FIGS. 5, 7 and 9 are tables which show results obtained with a probe 10 in accordance with a preferred embodiment of the invention, as described herein. Column 0 represents the trial number. Column 1 represents the total volume of the sample solution used for the particular trial. Column 2 shows the known analyte concentration in the sample volume. Column 4 shows the photoacoustically detected peak-to-peak voltage amplitudes. Column 4 shows peak-to-peak voltage amplitudes obtained via the photodiode, and column 5 represents normalized values, i.e., column 4 divided by column 3. FIGS. 6, 8 and 10 graphically depict the known sample concentrations versus the normalized values shown in column 5 for FIGS. 5, 7 and 9, respectively. FIGS. 5-8 show results obtained from concentrated stock solutions of fluorene in methanol (0.71 wt %). FIGS. 9 and 10 show results obtained with 2,4-dichlorophenoxyacetic acid [2,4-D] (2.41 wt %) in 5% NAOH water. The graphs confirm, for a frequently used, operable range of analyte concentrations, a substantially linear relationship between prepared solution concentration and the normalized values obtained from measured photoacoustic and photodiode values.
As mentioned previously, these charts and/or graphs may be used to assist in subsequent photo-acoustic detection of analyte concentration in a sample. Moreover, the plotted reference curve may also be used to prepare samples having a desired analyte concentration level.
Although the probe 13 as shown in FIG. 1 is adapted for in-line photoacoustic analysis of a liquid sample flowing through the pipe 11, it is to be understood that the forward probe end 15 could also be placed directly in a non-flowing pool of the liquid sample, or the probe body 14 mounted to an enclosed, sample holding device or cell. Additionally, the forward probe end 15 could be positioned in contact with either a solid sample or a gas sample. In the case where a gas sample is to be monitored, as in stack emissions or perimeter monitoring, a microphone would be the preferred pressure transducer rather than the piezoelectric sensor.
Moreover, it is understood this invention also contemplates various other acoustic and sensor configurations. One advantage associated with the particular embodiment of the invention shown in FIGS. 1, 3 and 4 relates to the fact that the acoustic sensor geometry substantially matches the optically-generated acoustic wave geometry. That is, the semicircular shape of the sensor places all points on its surface substantially equidistant from the optical axis traversed by the light beam, thereby maximizing sensitivity. Nevertheless, numerous other geometric orientations of the acoustic sensor with respect to the optical axis would be suitable, and within the scope of the claims.

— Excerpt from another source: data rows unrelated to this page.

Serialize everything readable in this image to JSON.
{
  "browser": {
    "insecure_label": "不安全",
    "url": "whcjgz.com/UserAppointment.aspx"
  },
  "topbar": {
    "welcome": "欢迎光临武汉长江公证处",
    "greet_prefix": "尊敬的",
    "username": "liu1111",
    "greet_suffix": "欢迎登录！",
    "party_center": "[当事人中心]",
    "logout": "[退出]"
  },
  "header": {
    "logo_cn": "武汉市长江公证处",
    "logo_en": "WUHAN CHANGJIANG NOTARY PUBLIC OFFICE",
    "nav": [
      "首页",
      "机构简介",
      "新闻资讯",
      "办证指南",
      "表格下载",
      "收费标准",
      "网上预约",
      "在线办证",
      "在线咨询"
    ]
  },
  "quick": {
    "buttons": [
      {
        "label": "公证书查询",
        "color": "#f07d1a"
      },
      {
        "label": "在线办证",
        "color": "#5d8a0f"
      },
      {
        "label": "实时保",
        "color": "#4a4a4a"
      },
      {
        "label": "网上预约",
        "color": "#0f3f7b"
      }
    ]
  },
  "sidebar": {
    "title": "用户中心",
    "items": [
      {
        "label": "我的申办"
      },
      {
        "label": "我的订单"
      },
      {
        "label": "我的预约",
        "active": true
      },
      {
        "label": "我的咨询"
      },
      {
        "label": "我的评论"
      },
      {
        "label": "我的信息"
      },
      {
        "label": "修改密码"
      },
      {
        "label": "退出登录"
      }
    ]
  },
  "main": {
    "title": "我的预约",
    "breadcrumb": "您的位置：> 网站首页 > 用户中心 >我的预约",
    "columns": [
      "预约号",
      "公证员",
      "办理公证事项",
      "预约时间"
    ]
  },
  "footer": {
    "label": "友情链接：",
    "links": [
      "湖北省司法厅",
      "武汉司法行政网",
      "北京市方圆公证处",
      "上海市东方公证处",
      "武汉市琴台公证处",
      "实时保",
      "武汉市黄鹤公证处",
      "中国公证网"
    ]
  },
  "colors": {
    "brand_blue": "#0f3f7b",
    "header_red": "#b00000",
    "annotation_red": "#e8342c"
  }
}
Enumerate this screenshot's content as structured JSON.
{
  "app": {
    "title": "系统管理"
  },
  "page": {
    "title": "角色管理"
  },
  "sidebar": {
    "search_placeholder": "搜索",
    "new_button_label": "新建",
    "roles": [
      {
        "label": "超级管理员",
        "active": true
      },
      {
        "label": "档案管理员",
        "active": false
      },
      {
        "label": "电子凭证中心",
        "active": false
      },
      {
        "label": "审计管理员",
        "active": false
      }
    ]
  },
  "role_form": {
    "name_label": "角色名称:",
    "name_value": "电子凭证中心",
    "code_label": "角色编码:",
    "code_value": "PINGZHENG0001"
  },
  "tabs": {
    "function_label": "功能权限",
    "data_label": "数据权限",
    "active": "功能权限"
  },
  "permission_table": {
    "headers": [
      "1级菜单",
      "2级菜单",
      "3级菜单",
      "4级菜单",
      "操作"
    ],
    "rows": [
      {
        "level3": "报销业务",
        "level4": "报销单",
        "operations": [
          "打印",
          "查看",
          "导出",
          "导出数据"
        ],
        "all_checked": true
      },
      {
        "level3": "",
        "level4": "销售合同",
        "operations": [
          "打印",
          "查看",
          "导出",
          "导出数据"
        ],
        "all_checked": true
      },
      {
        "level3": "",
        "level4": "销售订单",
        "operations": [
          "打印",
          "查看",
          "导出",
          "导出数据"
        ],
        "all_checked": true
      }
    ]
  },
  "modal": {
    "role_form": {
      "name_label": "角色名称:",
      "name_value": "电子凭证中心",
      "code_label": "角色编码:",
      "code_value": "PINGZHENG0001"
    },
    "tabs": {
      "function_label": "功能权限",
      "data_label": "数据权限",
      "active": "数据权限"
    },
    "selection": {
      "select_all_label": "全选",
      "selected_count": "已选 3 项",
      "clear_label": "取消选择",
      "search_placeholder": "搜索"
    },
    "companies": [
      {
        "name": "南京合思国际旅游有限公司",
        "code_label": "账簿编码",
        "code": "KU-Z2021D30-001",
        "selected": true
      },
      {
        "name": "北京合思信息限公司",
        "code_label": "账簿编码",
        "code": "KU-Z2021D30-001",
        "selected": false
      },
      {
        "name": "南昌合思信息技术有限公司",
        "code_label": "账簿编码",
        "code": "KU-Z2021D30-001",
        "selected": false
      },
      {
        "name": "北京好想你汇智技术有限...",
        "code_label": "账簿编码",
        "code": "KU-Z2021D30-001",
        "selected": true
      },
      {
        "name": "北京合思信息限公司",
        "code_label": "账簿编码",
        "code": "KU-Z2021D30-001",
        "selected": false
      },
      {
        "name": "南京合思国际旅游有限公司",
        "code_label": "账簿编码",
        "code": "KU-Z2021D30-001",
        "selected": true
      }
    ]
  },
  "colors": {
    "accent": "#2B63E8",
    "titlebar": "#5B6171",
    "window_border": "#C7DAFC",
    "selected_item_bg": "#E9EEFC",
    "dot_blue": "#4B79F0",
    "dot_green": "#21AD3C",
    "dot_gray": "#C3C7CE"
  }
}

While a preferred embodiment of the invention has been described, other modifications and advantages will become readily apparent to one of ordinary skill in the art without departing from the scope of the invention, and applicant intends to be bound only by the claims appended hereto.